### Exercise brief:
Look below for lines that hold the string "bytes" and copy each one.

Data entries:

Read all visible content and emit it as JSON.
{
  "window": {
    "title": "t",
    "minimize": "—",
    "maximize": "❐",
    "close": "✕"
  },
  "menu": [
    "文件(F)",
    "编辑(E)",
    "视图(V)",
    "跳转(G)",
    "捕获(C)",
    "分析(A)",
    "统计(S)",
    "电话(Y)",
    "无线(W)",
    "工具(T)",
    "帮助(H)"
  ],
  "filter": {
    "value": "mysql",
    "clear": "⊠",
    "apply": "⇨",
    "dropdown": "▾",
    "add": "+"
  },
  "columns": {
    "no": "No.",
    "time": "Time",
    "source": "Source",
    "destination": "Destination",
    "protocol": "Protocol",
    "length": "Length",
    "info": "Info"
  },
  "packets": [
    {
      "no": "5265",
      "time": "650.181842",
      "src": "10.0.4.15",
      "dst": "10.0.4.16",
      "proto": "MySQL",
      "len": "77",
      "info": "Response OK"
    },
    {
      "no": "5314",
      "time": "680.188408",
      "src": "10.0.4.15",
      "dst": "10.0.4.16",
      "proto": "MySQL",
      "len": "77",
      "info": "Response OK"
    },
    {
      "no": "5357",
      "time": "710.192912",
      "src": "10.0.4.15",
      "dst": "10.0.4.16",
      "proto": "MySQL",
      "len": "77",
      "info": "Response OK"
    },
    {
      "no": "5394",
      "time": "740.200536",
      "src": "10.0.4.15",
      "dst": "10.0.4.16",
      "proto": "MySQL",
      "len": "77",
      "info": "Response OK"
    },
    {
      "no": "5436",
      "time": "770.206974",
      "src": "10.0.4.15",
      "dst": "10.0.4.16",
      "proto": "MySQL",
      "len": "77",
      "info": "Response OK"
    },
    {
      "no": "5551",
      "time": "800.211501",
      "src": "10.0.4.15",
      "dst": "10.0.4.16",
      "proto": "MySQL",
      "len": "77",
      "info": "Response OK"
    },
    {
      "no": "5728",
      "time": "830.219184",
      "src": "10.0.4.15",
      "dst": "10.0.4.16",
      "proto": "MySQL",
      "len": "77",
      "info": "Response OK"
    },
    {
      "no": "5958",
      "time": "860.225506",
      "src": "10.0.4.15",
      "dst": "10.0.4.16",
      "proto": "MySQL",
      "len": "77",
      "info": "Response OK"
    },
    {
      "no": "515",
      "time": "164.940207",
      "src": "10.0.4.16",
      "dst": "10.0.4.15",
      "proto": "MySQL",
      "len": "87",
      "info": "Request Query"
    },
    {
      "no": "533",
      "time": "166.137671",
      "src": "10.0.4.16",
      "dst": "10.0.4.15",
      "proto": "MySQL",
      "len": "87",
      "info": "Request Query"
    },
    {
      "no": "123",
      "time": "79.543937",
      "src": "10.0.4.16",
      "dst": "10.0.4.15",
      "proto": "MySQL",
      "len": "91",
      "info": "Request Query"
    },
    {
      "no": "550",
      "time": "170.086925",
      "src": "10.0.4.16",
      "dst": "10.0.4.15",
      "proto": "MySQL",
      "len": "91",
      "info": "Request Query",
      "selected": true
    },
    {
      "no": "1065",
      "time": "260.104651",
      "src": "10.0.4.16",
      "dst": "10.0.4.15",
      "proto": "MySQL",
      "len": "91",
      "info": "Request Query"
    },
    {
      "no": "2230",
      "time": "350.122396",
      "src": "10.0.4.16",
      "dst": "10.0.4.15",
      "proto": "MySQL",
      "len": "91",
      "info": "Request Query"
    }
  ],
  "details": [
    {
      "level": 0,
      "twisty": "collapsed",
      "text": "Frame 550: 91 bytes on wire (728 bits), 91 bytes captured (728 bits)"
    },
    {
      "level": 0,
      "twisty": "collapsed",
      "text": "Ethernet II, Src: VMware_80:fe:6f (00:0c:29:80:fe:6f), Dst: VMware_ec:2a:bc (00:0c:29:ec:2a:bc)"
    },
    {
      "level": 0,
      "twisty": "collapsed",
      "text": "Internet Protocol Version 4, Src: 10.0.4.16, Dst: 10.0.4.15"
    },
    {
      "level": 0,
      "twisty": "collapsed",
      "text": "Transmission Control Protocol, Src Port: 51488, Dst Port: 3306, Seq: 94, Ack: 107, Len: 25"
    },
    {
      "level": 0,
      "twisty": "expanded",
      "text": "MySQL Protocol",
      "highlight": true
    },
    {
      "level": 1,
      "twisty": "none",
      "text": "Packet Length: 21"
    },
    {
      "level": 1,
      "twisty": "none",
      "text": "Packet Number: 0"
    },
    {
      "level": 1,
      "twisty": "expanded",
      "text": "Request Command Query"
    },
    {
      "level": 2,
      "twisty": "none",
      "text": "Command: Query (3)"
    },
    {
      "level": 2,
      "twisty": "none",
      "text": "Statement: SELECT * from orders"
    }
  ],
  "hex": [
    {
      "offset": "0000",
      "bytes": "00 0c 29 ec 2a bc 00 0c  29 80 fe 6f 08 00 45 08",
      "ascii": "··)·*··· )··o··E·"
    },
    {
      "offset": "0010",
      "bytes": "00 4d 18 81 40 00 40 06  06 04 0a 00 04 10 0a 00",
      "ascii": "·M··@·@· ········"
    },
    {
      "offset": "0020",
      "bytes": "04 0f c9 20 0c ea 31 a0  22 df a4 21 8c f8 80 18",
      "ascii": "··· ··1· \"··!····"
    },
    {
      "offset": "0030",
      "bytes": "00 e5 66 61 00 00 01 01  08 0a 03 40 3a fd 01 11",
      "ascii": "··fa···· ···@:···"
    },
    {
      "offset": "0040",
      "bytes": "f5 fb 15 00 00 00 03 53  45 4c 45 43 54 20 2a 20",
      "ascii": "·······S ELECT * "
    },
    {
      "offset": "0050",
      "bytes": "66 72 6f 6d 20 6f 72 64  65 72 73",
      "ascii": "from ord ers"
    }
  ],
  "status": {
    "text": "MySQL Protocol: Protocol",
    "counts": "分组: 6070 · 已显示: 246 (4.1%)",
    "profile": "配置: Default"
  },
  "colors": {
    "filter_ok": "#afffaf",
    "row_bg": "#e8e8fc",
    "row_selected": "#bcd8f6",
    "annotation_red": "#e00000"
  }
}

### Response to this task:
      "text": "Frame 550: 91 bytes on wire (728 bits), 91 bytes captured (728 bits)"
      "bytes": "00 0c 29 ec 2a bc 00 0c  29 80 fe 6f 08 00 45 08",
      "bytes": "00 4d 18 81 40 00 40 06  06 04 0a 00 04 10 0a 00",
      "bytes": "04 0f c9 20 0c ea 31 a0  22 df a4 21 8c f8 80 18",
      "bytes": "00 e5 66 61 00 00 01 01  08 0a 03 40 3a fd 01 11",
      "bytes": "f5 fb 15 00 00 00 03 53  45 4c 45 43 54 20 2a 20",
      "bytes": "66 72 6f 6d 20 6f 72 64  65 72 73",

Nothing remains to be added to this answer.